## Directions for this task
Look through the entries that follow and return each line that has the string "from".

## Exercise input
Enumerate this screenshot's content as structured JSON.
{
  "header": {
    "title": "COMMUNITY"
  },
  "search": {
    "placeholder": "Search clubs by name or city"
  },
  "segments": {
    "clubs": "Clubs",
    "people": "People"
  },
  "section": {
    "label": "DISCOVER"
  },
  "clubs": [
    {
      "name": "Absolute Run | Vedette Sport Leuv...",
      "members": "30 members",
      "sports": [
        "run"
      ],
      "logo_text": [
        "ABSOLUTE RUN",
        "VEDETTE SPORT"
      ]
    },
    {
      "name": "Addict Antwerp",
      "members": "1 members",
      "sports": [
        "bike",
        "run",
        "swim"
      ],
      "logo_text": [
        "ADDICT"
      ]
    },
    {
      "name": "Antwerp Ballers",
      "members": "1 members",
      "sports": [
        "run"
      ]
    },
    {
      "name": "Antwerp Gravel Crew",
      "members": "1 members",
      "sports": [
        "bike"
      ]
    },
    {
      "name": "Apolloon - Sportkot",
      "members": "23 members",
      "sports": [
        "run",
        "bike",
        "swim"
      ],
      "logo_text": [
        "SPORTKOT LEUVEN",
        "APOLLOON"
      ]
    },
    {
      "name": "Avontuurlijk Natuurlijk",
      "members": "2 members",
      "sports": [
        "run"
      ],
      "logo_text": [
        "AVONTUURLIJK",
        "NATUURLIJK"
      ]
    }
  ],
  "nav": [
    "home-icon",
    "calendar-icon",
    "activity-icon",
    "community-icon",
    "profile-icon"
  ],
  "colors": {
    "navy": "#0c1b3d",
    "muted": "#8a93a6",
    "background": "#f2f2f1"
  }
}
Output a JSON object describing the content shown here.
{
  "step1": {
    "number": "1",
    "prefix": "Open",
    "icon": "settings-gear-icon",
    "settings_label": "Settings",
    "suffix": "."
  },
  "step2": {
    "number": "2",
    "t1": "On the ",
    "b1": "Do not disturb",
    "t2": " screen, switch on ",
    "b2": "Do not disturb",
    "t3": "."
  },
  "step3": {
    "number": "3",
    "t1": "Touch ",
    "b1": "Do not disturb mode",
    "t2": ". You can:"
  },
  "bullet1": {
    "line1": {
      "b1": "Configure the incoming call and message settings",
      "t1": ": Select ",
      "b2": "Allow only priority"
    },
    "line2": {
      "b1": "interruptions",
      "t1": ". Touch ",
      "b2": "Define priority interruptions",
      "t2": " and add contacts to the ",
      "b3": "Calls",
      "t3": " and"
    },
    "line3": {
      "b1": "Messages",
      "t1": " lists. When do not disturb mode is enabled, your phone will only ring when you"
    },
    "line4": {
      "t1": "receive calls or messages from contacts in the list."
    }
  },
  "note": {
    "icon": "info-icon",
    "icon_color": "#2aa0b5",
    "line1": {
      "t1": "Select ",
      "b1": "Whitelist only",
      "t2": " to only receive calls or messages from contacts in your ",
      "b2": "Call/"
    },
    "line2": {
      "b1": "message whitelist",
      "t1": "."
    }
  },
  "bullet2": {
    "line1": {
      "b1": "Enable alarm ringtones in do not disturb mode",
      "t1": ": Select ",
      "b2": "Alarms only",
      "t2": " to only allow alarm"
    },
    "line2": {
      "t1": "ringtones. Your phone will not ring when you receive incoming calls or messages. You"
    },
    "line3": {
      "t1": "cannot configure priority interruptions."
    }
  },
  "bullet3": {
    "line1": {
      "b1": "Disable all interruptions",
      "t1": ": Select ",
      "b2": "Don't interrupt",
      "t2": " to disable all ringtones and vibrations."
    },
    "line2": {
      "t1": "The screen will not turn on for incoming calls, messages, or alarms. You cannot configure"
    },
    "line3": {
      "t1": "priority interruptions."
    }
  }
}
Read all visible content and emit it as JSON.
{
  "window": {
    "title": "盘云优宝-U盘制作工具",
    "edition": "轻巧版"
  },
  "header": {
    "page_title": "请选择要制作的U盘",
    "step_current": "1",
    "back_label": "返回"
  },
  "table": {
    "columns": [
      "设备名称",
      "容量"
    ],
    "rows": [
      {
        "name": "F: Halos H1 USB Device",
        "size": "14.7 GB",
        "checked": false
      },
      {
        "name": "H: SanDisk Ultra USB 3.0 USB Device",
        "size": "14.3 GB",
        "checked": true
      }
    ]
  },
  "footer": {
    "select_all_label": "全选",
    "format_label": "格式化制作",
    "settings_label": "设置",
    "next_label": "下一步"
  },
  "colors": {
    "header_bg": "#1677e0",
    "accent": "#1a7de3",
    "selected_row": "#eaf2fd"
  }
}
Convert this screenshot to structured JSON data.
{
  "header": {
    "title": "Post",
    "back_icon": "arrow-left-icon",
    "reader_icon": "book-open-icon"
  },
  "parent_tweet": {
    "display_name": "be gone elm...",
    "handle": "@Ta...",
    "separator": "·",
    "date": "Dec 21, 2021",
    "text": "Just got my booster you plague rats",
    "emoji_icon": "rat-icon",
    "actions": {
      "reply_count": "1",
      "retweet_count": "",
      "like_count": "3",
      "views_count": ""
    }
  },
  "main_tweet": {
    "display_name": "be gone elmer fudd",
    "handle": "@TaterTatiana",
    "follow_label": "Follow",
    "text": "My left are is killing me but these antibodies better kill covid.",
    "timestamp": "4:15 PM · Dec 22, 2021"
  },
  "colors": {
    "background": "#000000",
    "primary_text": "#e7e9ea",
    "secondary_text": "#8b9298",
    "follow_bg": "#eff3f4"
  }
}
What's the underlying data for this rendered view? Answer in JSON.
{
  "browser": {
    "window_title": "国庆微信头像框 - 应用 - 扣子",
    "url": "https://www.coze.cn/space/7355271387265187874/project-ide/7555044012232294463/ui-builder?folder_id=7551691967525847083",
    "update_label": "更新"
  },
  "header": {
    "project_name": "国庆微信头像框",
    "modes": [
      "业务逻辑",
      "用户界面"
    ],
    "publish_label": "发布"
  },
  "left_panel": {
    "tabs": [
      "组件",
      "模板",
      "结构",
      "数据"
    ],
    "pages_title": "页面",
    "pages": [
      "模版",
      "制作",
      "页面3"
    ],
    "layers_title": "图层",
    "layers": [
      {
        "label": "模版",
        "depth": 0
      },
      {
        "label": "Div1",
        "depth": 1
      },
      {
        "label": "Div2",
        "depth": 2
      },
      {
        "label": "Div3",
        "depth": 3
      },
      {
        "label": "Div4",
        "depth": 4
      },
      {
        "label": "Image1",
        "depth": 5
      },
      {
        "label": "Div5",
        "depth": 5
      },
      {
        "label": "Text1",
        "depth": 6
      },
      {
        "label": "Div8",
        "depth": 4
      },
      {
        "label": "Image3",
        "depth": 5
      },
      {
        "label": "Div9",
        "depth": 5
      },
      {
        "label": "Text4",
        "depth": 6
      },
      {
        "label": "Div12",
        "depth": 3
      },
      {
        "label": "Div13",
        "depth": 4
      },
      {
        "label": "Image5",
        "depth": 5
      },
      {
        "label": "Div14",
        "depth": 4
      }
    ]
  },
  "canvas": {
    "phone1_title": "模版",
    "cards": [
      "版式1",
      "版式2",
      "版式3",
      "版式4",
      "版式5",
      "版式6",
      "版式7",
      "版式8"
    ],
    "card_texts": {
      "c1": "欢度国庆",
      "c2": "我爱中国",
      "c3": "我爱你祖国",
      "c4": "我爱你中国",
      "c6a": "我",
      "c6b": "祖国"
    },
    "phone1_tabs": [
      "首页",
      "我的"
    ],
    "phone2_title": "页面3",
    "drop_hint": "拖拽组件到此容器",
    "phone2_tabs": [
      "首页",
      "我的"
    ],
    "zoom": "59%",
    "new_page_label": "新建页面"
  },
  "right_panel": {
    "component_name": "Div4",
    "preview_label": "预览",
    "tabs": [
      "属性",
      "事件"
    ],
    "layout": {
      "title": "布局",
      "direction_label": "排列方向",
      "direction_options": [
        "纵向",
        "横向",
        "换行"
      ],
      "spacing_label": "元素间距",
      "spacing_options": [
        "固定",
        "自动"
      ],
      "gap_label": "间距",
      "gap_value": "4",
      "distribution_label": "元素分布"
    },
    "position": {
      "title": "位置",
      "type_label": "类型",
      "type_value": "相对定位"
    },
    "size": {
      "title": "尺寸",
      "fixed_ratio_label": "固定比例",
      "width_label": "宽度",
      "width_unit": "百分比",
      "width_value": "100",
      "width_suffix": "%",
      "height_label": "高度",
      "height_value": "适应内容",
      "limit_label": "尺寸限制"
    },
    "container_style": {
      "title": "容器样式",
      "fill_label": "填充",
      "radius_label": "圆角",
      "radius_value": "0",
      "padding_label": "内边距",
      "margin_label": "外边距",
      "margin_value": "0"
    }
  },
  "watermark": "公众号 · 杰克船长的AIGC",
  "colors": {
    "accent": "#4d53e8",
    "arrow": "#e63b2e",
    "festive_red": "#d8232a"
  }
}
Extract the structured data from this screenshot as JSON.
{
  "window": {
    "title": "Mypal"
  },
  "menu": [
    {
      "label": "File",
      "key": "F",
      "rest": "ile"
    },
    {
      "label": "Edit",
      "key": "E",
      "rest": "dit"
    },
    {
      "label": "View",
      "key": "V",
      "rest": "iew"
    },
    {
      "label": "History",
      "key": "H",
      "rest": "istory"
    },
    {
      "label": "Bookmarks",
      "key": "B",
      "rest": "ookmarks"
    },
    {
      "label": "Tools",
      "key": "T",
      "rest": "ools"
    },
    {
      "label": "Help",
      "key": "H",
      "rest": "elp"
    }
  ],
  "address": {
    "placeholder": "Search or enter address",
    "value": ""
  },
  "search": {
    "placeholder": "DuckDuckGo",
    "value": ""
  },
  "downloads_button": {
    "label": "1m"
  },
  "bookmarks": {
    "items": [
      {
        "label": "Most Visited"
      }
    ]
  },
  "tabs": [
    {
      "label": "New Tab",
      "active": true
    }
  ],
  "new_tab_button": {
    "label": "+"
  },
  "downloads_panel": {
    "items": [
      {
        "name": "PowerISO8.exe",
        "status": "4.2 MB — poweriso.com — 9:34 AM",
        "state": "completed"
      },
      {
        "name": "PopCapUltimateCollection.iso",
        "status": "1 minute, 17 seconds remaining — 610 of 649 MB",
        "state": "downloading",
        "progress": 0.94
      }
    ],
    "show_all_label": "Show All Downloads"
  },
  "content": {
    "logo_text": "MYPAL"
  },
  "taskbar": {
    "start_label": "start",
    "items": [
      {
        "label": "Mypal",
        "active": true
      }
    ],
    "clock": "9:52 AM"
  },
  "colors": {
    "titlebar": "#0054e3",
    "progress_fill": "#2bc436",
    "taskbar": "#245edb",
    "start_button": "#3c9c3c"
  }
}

## Written response
      "t1": "receive calls or messages from contacts in the list."
      "t2": " to only receive calls or messages from contacts in your ",
Extract the structured data from this screenshot as JSON.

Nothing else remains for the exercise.